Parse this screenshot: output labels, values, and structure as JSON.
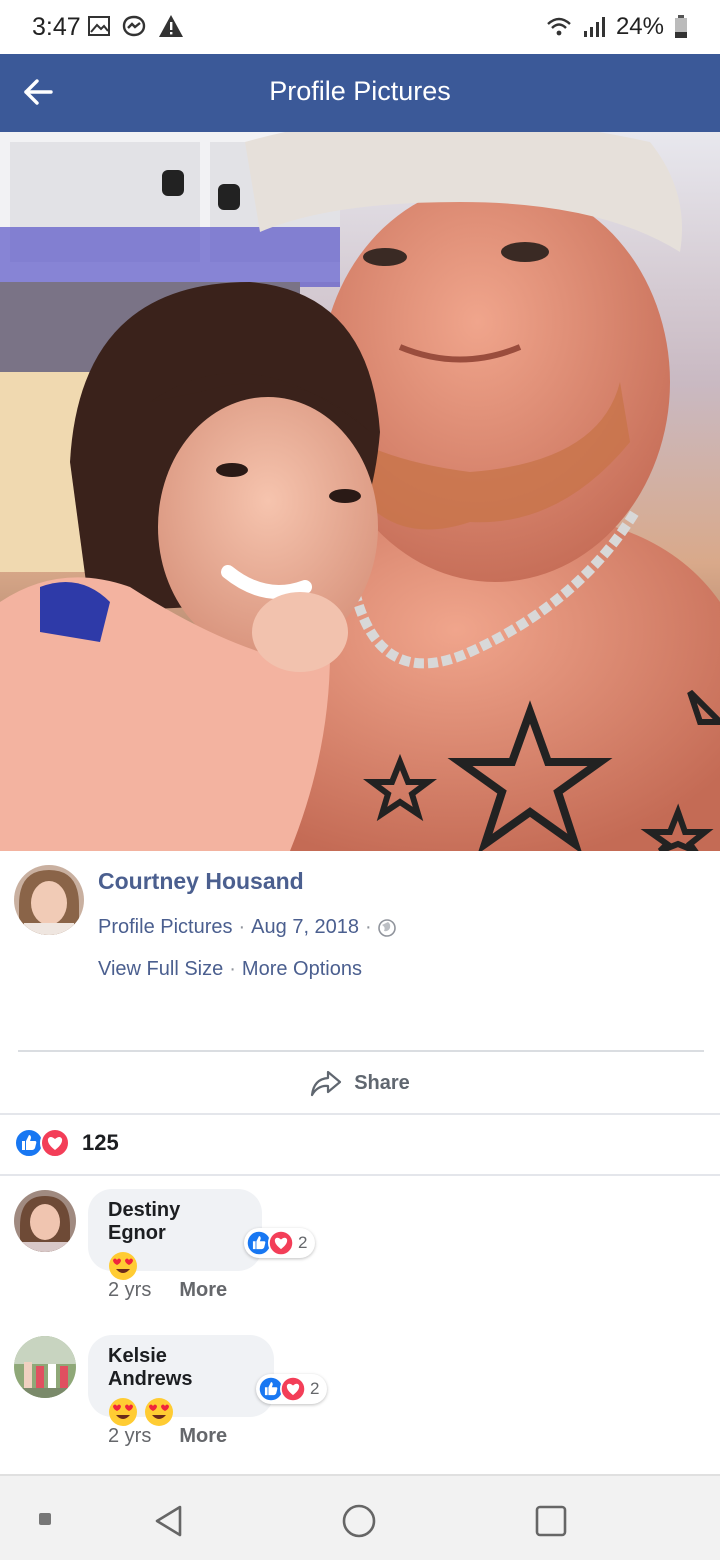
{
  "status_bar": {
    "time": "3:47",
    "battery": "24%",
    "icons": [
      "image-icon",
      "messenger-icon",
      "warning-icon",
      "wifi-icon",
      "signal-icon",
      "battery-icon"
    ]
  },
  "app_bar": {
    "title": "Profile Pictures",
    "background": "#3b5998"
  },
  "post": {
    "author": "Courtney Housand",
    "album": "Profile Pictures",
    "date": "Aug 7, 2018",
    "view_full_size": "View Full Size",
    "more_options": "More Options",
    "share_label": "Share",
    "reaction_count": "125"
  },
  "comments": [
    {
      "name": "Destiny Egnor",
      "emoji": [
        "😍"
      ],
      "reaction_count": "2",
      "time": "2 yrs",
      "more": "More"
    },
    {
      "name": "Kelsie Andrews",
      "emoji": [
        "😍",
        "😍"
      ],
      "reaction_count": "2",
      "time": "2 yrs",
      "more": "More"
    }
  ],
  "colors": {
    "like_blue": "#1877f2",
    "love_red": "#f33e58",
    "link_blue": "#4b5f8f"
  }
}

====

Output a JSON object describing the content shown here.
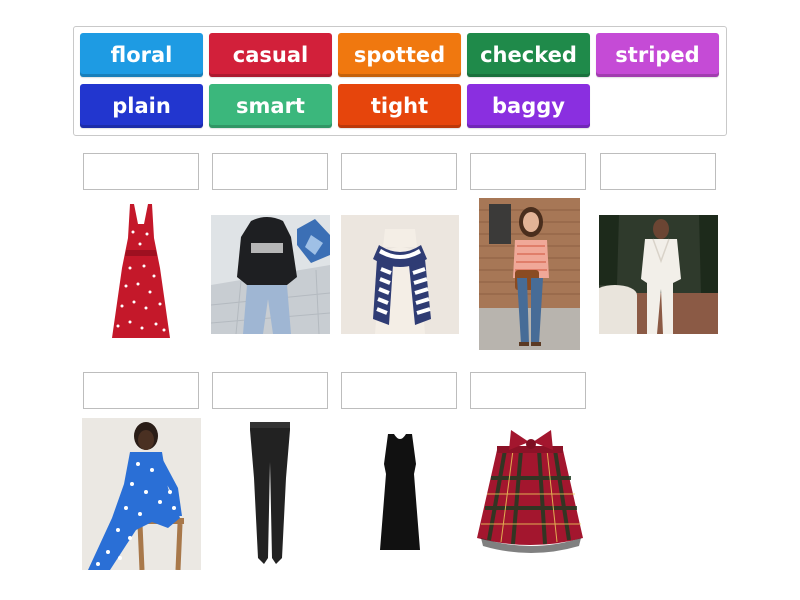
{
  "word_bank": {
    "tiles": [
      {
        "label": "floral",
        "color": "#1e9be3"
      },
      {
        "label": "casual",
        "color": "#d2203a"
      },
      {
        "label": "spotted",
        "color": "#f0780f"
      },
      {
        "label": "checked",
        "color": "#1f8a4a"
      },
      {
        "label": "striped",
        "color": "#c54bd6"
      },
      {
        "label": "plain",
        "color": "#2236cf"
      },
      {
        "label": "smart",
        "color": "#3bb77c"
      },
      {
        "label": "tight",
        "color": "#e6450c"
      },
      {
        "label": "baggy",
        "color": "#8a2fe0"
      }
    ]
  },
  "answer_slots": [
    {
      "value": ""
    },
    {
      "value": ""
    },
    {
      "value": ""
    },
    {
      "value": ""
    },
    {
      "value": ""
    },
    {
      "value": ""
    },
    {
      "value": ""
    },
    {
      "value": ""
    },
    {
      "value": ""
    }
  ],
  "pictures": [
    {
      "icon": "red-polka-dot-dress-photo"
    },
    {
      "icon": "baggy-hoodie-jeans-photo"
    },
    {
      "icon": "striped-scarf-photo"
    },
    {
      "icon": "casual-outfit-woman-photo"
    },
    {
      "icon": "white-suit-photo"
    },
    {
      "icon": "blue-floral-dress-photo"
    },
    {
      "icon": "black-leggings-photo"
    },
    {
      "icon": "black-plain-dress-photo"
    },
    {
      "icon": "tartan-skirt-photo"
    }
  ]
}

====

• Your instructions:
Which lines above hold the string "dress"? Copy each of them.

• Solved problem:
      "icon": "red-polka-dot-dress-photo"
      "icon": "blue-floral-dress-photo"
      "icon": "black-plain-dress-photo"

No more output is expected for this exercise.